For me, though, the true highlight of the look-a-like contest came when a grinning, goateed hippie kid, dressed vaguely like Luke Skywalker, stepped onto the stage with a drooling pug slung over his shoulders. The dog's head peeped out from under the leather knapsack with its long tongue dangling all pink and wet. The crowd gasped, and then surprised laughter broke out here and there as the dog's fur became more visible. Apparently, the hippie had dipped his canine entirely in dye, coloring the animal a pale lime-green--in imitation of Yoda, Jedi Master--and the whole ensemble was intended to represent that scene in The Empire Strikes Back where Luke is in training on Dagobah, forced to jog the swamps with Yoda jockeying around on his back and talking nonsense. It was one of the more ingenious costumes of the day, a sort of impressionist interpretation of cinematic reality.

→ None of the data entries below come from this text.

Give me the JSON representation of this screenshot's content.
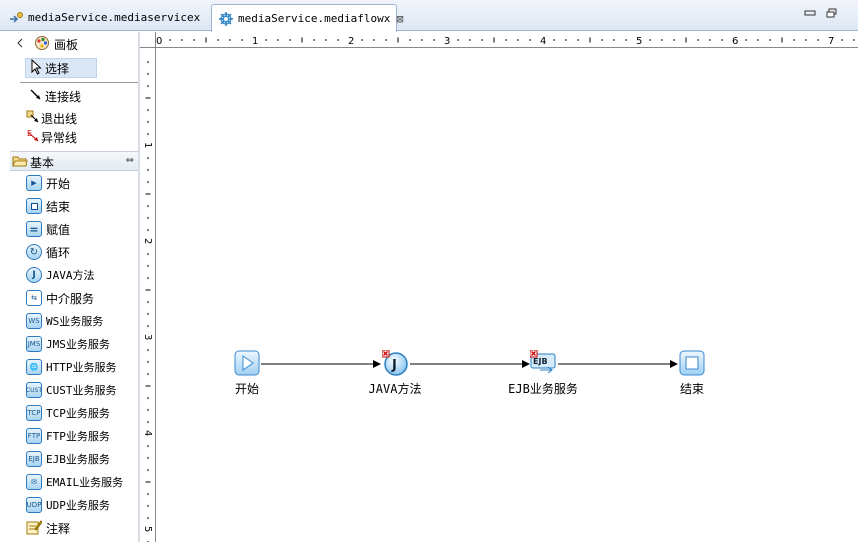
{
  "tabs": [
    {
      "label": "mediaService.mediaservicex",
      "icon": "service-icon",
      "active": false
    },
    {
      "label": "mediaService.mediaflowx",
      "icon": "flow-icon",
      "active": true
    }
  ],
  "window": {
    "minimize": "▭",
    "restore": "🗗"
  },
  "palette": {
    "header": "画板",
    "tools": [
      {
        "label": "选择",
        "icon": "cursor-icon"
      },
      {
        "label": "连接线",
        "icon": "connection-icon"
      },
      {
        "label": "退出线",
        "icon": "exit-line-icon"
      },
      {
        "label": "异常线",
        "icon": "exception-line-icon"
      }
    ],
    "drawer": "基本",
    "items": [
      {
        "label": "开始",
        "icon": "start-icon"
      },
      {
        "label": "结束",
        "icon": "end-icon"
      },
      {
        "label": "赋值",
        "icon": "assign-icon"
      },
      {
        "label": "循环",
        "icon": "loop-icon"
      },
      {
        "label": "JAVA方法",
        "icon": "java-icon"
      },
      {
        "label": "中介服务",
        "icon": "mediation-icon"
      },
      {
        "label": "WS业务服务",
        "icon": "ws-icon"
      },
      {
        "label": "JMS业务服务",
        "icon": "jms-icon"
      },
      {
        "label": "HTTP业务服务",
        "icon": "http-icon"
      },
      {
        "label": "CUST业务服务",
        "icon": "cust-icon"
      },
      {
        "label": "TCP业务服务",
        "icon": "tcp-icon"
      },
      {
        "label": "FTP业务服务",
        "icon": "ftp-icon"
      },
      {
        "label": "EJB业务服务",
        "icon": "ejb-icon"
      },
      {
        "label": "EMAIL业务服务",
        "icon": "email-icon"
      },
      {
        "label": "UDP业务服务",
        "icon": "udp-icon"
      },
      {
        "label": "注释",
        "icon": "note-icon"
      }
    ]
  },
  "ruler": {
    "h_labels": [
      "0",
      "1",
      "2",
      "3",
      "4",
      "5",
      "6",
      "7"
    ],
    "v_labels": [
      "1",
      "2",
      "3",
      "4",
      "5"
    ]
  },
  "flow": {
    "nodes": [
      {
        "label": "开始",
        "icon": "start-icon"
      },
      {
        "label": "JAVA方法",
        "icon": "java-icon"
      },
      {
        "label": "EJB业务服务",
        "icon": "ejb-icon"
      },
      {
        "label": "结束",
        "icon": "end-icon"
      }
    ]
  }
}
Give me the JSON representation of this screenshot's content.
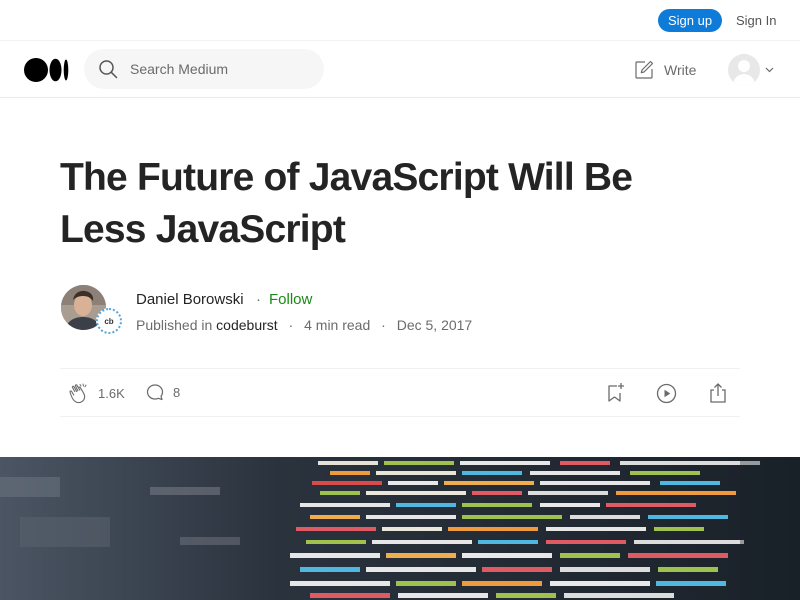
{
  "topbar": {
    "signup_label": "Sign up",
    "signin_label": "Sign In"
  },
  "nav": {
    "logo": "medium-logo",
    "search": {
      "placeholder": "Search Medium",
      "value": ""
    },
    "write_label": "Write"
  },
  "article": {
    "title": "The Future of JavaScript Will Be Less JavaScript",
    "author": "Daniel Borowski",
    "follow_label": "Follow",
    "published_prefix": "Published in",
    "publication": "codeburst",
    "publication_badge": "cb",
    "read_time": "4 min read",
    "date": "Dec 5, 2017",
    "claps": "1.6K",
    "responses": "8"
  },
  "colors": {
    "accent_green": "#1a8917",
    "signup_blue": "#0f7bd8",
    "text": "#242424",
    "muted": "#6b6b6b"
  },
  "icons": [
    "medium-logo",
    "search-icon",
    "write-icon",
    "avatar",
    "chevron-down-icon",
    "clap-icon",
    "comment-icon",
    "bookmark-add-icon",
    "play-icon",
    "share-icon"
  ]
}
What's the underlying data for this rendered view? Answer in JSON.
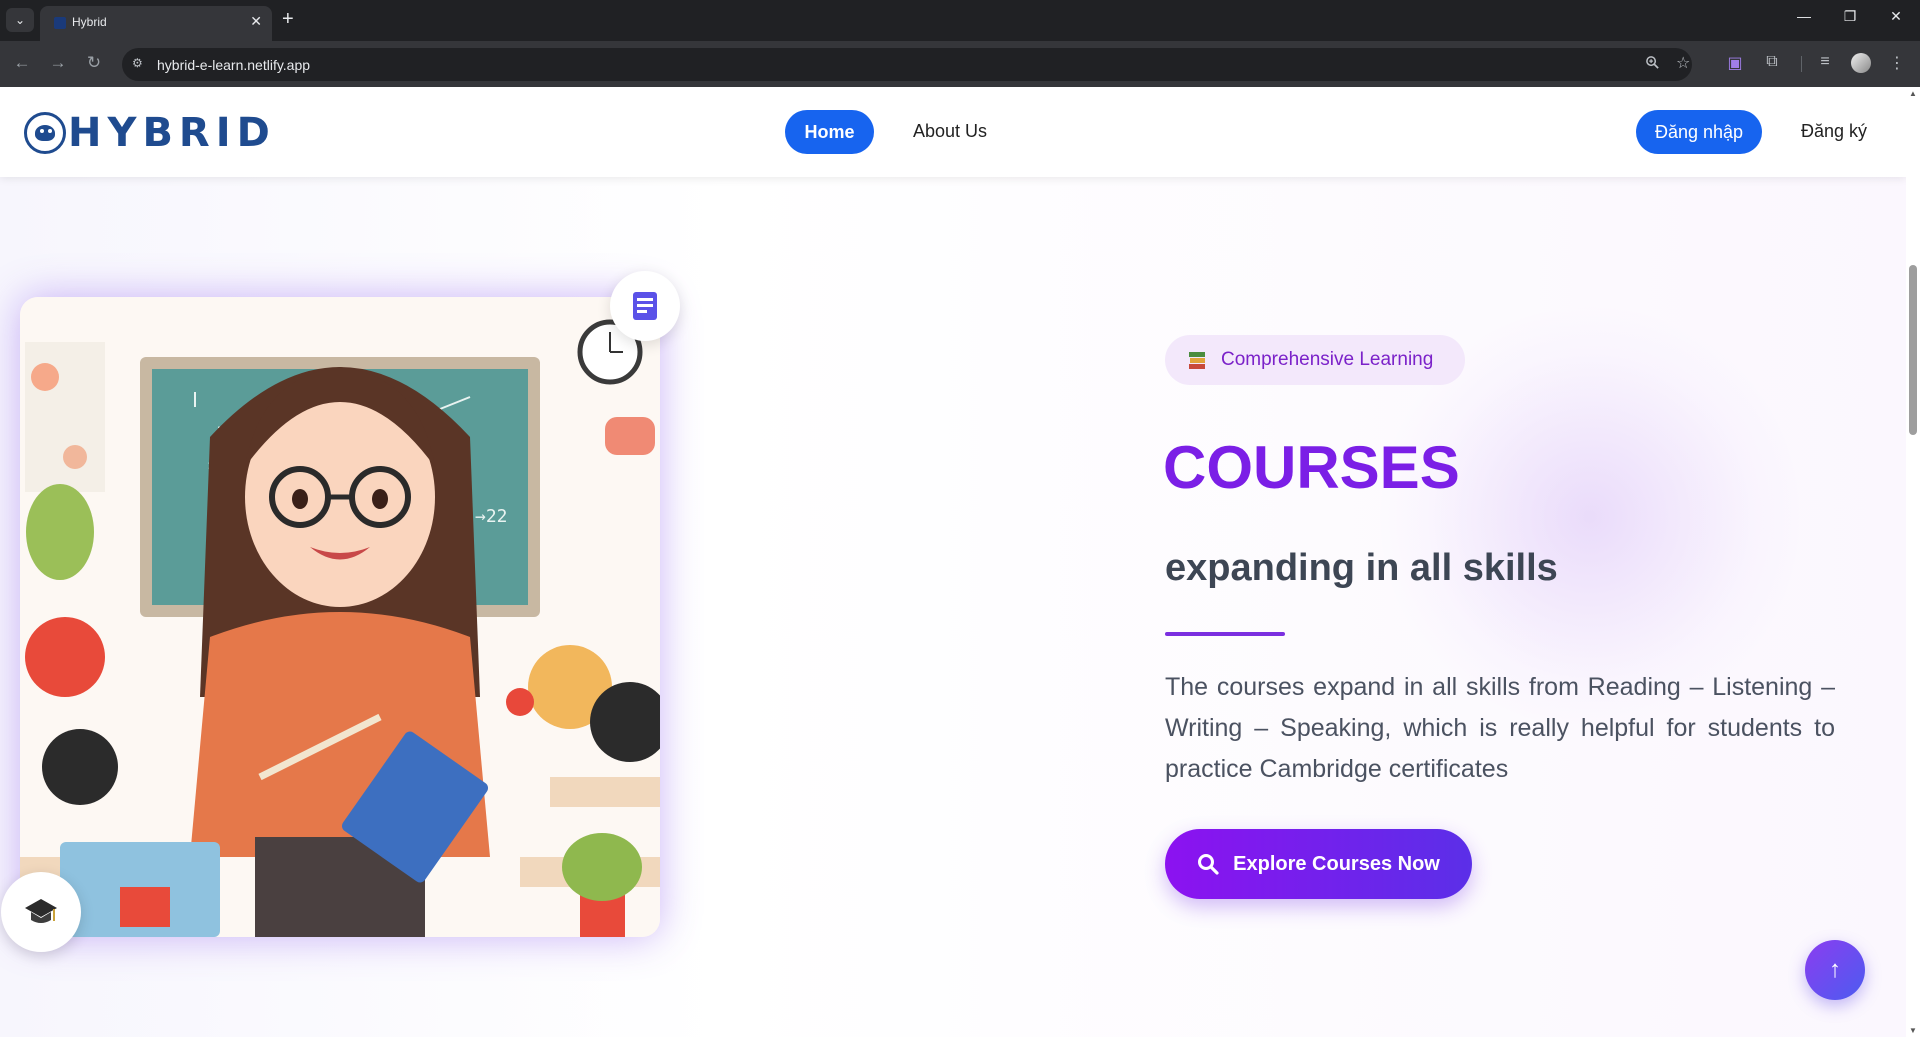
{
  "browser": {
    "tab_title": "Hybrid",
    "tab_close": "✕",
    "new_tab": "+",
    "tab_list": "⌄",
    "url": "hybrid-e-learn.netlify.app",
    "window_controls": {
      "minimize": "—",
      "restore": "❐",
      "close": "✕"
    }
  },
  "header": {
    "logo_text": "HYBRID",
    "nav": {
      "home": "Home",
      "about": "About Us"
    },
    "auth": {
      "login": "Đăng nhập",
      "register": "Đăng ký"
    }
  },
  "hero": {
    "badge_text": "Comprehensive Learning",
    "title": "COURSES",
    "subtitle": "expanding in all skills",
    "description": "The courses expand in all skills from Reading – Listening – Writing – Speaking, which is really helpful for students to practice Cambridge certificates",
    "cta": "Explore Courses Now",
    "scroll_top": "↑"
  },
  "colors": {
    "primary_blue": "#1764ef",
    "accent_purple": "#7b1fe6",
    "logo_navy": "#1f4b8f"
  },
  "icons": [
    "search-icon",
    "book-icon",
    "graduation-cap-icon",
    "arrow-up-icon",
    "zoom-icon",
    "star-icon",
    "extensions-icon"
  ]
}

With the winners chosen and the finalist of the Yoda and Chewbacca sound-a-like-a-thon selected for the ultimate showdown, everyone retired to the Kingdome in anticipation of the ball game's Star Wars-saturated festivities.

I wanted to chat with a few of the finalists prior to the sound-a-like championships, but to get to them from my perch in the press box, I was forced to negotiate the loopy back corridors of the Kingdome. My labyrinthine route was an uncanny simulation of Luke, Leia, and Han wandering the ventilation system of the Death Star in the original film. I feared taking a wrong turn and ending up in some tremendous Kingdome trash compactor, never to be heard from again. Finally, I located the meeting place (Guest Services, Arena Level, Gate B) where the contestants were biding their time before they went on stage.

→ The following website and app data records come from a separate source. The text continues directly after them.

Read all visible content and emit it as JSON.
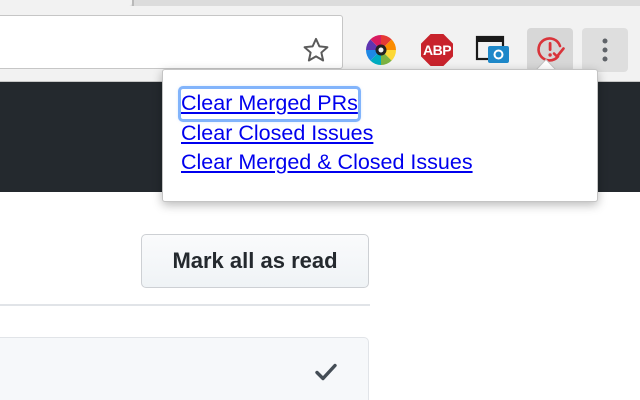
{
  "browser": {
    "toolbar": {
      "bookmark_star_icon": "star-outline-icon",
      "extensions": [
        {
          "name": "color-wheel-extension",
          "icon": "color-wheel-icon"
        },
        {
          "name": "adblock-plus-extension",
          "icon": "abp-icon",
          "badge_text": "ABP",
          "color": "#c8232c"
        },
        {
          "name": "screenshot-extension",
          "icon": "screenshot-icon",
          "color": "#1e88c9"
        },
        {
          "name": "notifier-extension",
          "icon": "alert-check-icon",
          "color": "#d9343a"
        }
      ],
      "menu_icon": "vertical-dots-icon"
    }
  },
  "popup": {
    "links": [
      {
        "label": "Clear Merged PRs",
        "focused": true
      },
      {
        "label": "Clear Closed Issues",
        "focused": false
      },
      {
        "label": "Clear Merged & Closed Issues",
        "focused": false
      }
    ]
  },
  "page": {
    "header_background": "#24292e",
    "mark_all_read_label": "Mark all as read",
    "notification_item": {
      "action_icon": "checkmark-icon"
    }
  },
  "colors": {
    "link": "#0000ee",
    "focus_ring": "#82b4fb",
    "abp_red": "#c8232c",
    "notifier_red": "#d9343a"
  }
}
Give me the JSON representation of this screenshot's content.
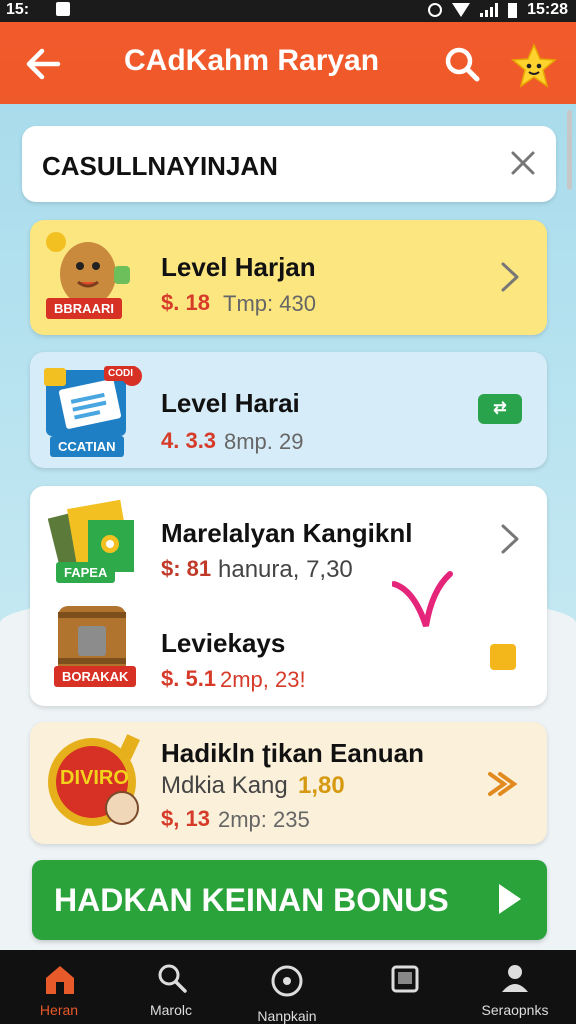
{
  "status_bar": {
    "time_left": "15:",
    "time_right": "15:28"
  },
  "header": {
    "title": "CAdKahm Raryan",
    "back_icon": "arrow-left-icon",
    "search_icon": "search-icon",
    "mascot_icon": "star-mascot-icon"
  },
  "search": {
    "text": "CASULLNAYINJAN",
    "close_icon": "close-icon"
  },
  "items": [
    {
      "badge": "BBRAARI",
      "title": "Level Harjan",
      "price": "$. 18",
      "sub": "Tmp: 430",
      "action_icon": "chevron-right-icon"
    },
    {
      "badge": "CCATIAN",
      "badge_top": "CODI",
      "title": "Level Harai",
      "price": "4. 3.3",
      "sub": "8mp. 29",
      "action_text": "⇄"
    },
    {
      "badge": "FAPEA",
      "title": "Marelalyan Kangiknl",
      "price": "$: 81",
      "sub": "hanura, 7,30",
      "action_icon": "chevron-right-icon"
    },
    {
      "badge": "BORAKAK",
      "title": "Leviekays",
      "price": "$. 5.1",
      "sub": "2mp, 23!",
      "action_icon": "yellow-tag-icon"
    },
    {
      "badge": "DIVIRO",
      "title": "Hadikln ʈikan Eanuan",
      "line2a": "Mdkia Kang",
      "line2b": "1,80",
      "price": "$, 13",
      "sub": "2mp: 235",
      "action_icon": "arrow-icon"
    }
  ],
  "cta": {
    "label": "HADKAN KEINAN BONUS"
  },
  "nav": [
    {
      "label": "Heran",
      "icon": "home-icon"
    },
    {
      "label": "Marolc",
      "icon": "search-icon"
    },
    {
      "label": "Nanpkain",
      "icon": "disc-icon"
    },
    {
      "label": "",
      "icon": "square-icon"
    },
    {
      "label": "Seraopnks",
      "icon": "profile-icon"
    }
  ],
  "colors": {
    "accent": "#ef5a2a",
    "green": "#2aa33a",
    "price": "#d63b2a"
  }
}
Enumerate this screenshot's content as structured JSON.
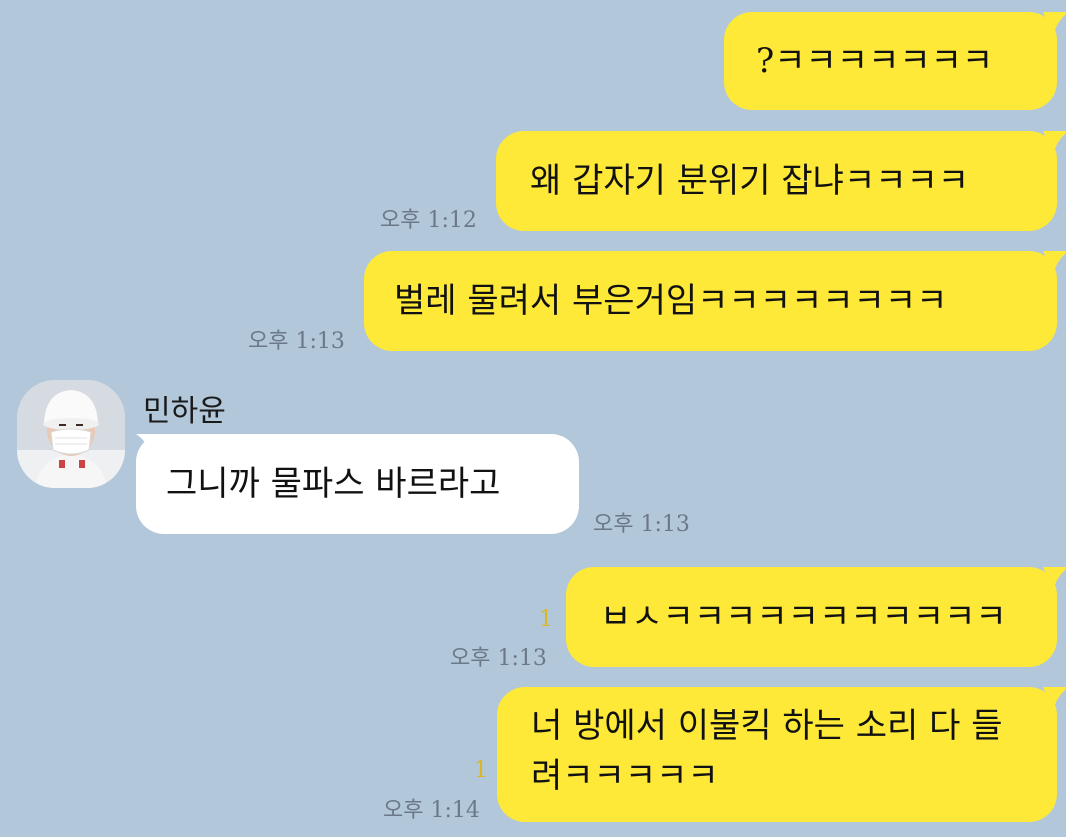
{
  "chat": {
    "messages": [
      {
        "id": "m1",
        "from": "me",
        "text": "?ㅋㅋㅋㅋㅋㅋㅋ",
        "time": "",
        "unread": ""
      },
      {
        "id": "m2",
        "from": "me",
        "text": "왜 갑자기 분위기 잡냐ㅋㅋㅋㅋ",
        "time": "오후 1:12",
        "unread": ""
      },
      {
        "id": "m3",
        "from": "me",
        "text": "벌레 물려서 부은거임ㅋㅋㅋㅋㅋㅋㅋㅋ",
        "time": "오후 1:13",
        "unread": ""
      },
      {
        "id": "m4",
        "from": "other",
        "sender": "민하윤",
        "text": "그니까 물파스 바르라고",
        "time": "오후 1:13",
        "unread": ""
      },
      {
        "id": "m5",
        "from": "me",
        "text": "ㅂㅅㅋㅋㅋㅋㅋㅋㅋㅋㅋㅋㅋ",
        "time": "오후 1:13",
        "unread": "1"
      },
      {
        "id": "m6",
        "from": "me",
        "text": "너 방에서 이불킥 하는 소리 다 들려ㅋㅋㅋㅋㅋ",
        "time": "오후 1:14",
        "unread": "1"
      }
    ]
  },
  "colors": {
    "background": "#b2c7da",
    "my_bubble": "#fee838",
    "other_bubble": "#ffffff",
    "timestamp": "#6b7888",
    "unread": "#d9b823"
  },
  "icons": {
    "avatar": "profile-photo-person-in-mask-and-white-beanie"
  }
}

Ron and Andy, both employees of Western Wireless in Issaquah, had squeaked into the final round with their Wookie impersonations. They appeared undaunted by the prospect of executing their competing Chewbaccas in the echoing, fan-filled Kingdome. As Ron put it: "How often do you get to go up and do Chewbacca in front of 30,000 people?" Indeed, it was the question of the day, and Ron, eyes ablaze, seemed genuinely thrilled by the opportunity. "I want to see how many of these 30 some thousand people I can affect."

Affect? The implications of this rather esoteric statement led me to believe Ron wasn't just referring to the ramifications of his vocal interpretation. He was talking about the Force. Pressed further on the subject, Ron looked me directly in the eyes and began a rather elaborate disquisition on the connection between the power of the Force and... the music of the Doors. "Jim Morrison was the Force," he said. "I really identified with [him]. That's what Star Wars was tapping into. It's about coming together."

Minutes later, Ron was to discover how those 30 some thousand grouchy Mariners fans felt about his combination Doors/Force theory, when the poor guy choked at the mic, and his throaty Chewbacca impersonation fell flat on its ass. As Ron stood exposed atop the Mariners' dugout, he was roundly and vigorously booed by the Seattle audience, a negative reception reminiscent of the Bobby "I-blew-a-five-run-lead-in-the-ninth-inning" Ayala days. Tough crowd. Or perhaps, at this late stage, the Mariners' faithful had had a cosmic noseful of all the megalithic Star Wars hype. People are strange.

The final competition--the Yoda duel--took place after the seventh-inning stretch. It had been a long day, and I'd almost forgotten there was a baseball game going on. With the generous permission of a Kingdome PR staffer, I was allowed to follow the three Yoda impersonators down to the Mariners' dugout, where they would be asked to croak Jedi wisdom into the microphone in rapid succession before 35,625 people. As a group, we made our way down toward the field, past season ticket holders, under the harsh lights of the Dome. One Kingdome staffer was hauling a life-sized Yoda statue in his arms. Heads turned, and a couple unruly fans threw coins at us. As the emcee and the three contestants crouched at the railing, awaiting their cue, I heard someone behind us yell, "Hey, Yoda! Fuck you, Yoda!" Despite this outburst, the trio of vocal impersonators performed wonderfully. They were unfazed and perfectly graceful, almost Zen-like in concentration.

In the immortal words of Yoda himself, "No! Try not. Do. Or do not. There is no try."

The Mariners, on the other hand, fell to the Giants 15-11.

Support The Stranger